2 Answers 2


The age of the related technology has nothing to do with whether or not a given question is "primarily opinion-based" or not (or whether or not it meets any other close reason, for that matter).

Lots of people want to ask subjective questions at times like that, generally because there are less resources elsewhere on the internet that have answers to those questions, that's true. That in no way changes the fact that these questions aren't allowed on the site for a reason. Those reasons aren't eliminated just because the language is new(er).

If you do allow more of these questions, it is only an indication to others that these kinds of questions are allowed; this only encourages people to ask more and more of them, in ever expanding topics. This simply makes trying to clean the site up that much harder.

If you want to ask subjective questions that go beyond what is allowed on the site, go to chat, or another site that supports extended discussions, it's that simple.

  • For the record, I agree. But I'm not that active in tags for newer technologies and I'm curious if those who are change their voting behavior accordingly.
    – JDB
    Sep 4, 2013 at 15:46
  • @Cyborgx37 There are lots of people that don't vote to close these questions in general, or even vote to reopen them (in any language tag), just because they want a good answer, even though it's against site policy. That doesn't change the fact that they should be closed.
    – Servy
    Sep 4, 2013 at 15:48
  • Again, I personally agree (at this point), but some active users of niche tags feel that they have special status and interpret those policies a bit more broadly. See meta.stackexchange.com/a/188414/191410. I am just trying to get a sense of what the consensus is.
    – JDB
    Sep 4, 2013 at 15:52
  • @Servy Might this also go in the other direction? In a new technology, a question might be closed as "too broad" or "too many good answers", whereas once a field has grown and the community at large (not the SO community, necessarily, but the users of that tech.) have developed some conventions, there might not be "too many answers" anymore. Sep 4, 2013 at 17:55

The truth is, if you are more lenient with questions in a new technology, then that leniency will be immortalised in years to come. That is the nature of the web.

In 5/10 years when the new technology is the new standard (imagine!), those questions will still be found in SO and will still potentially lower the overall quality of questions.

  • 1
    @Cyborgx37 And those early questions have taken a very, very long time to die. Many are still around, and lots and lots and lots of questions have been asked, emulating those early question, years after the guidelines changed, because those old questions weren't cleaned up. If anything, the historical evidence supports this logic, not yours.
    – Servy
    Sep 4, 2013 at 15:57
  • @Servy - Hmm... ok, I changed my mind (+1). Still curious if others have a different perspective, but at this point I wouldn't be surprised if some would be afraid to lose rep over the admission.
    – JDB
    Sep 4, 2013 at 16:21

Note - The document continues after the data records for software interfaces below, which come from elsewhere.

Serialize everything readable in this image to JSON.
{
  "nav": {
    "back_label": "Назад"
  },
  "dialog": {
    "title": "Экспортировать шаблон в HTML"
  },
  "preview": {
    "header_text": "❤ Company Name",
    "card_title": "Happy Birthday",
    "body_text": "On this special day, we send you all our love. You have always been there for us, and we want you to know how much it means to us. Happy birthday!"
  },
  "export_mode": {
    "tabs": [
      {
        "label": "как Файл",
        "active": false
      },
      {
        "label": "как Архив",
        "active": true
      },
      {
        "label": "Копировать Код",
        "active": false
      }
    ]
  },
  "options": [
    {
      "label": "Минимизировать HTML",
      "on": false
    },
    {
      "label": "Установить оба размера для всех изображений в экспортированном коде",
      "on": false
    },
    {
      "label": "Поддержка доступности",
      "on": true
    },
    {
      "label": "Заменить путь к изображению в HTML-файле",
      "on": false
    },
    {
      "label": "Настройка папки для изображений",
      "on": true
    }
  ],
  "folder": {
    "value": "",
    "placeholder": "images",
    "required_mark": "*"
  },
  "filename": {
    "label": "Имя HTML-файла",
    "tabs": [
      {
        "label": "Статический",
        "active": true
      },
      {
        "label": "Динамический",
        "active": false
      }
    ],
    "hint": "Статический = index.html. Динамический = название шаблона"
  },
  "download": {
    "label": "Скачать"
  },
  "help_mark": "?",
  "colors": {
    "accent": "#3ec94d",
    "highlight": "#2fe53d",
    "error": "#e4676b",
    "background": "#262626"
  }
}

You must log in to answer this question.

Not the answer you're looking for? Browse other questions tagged .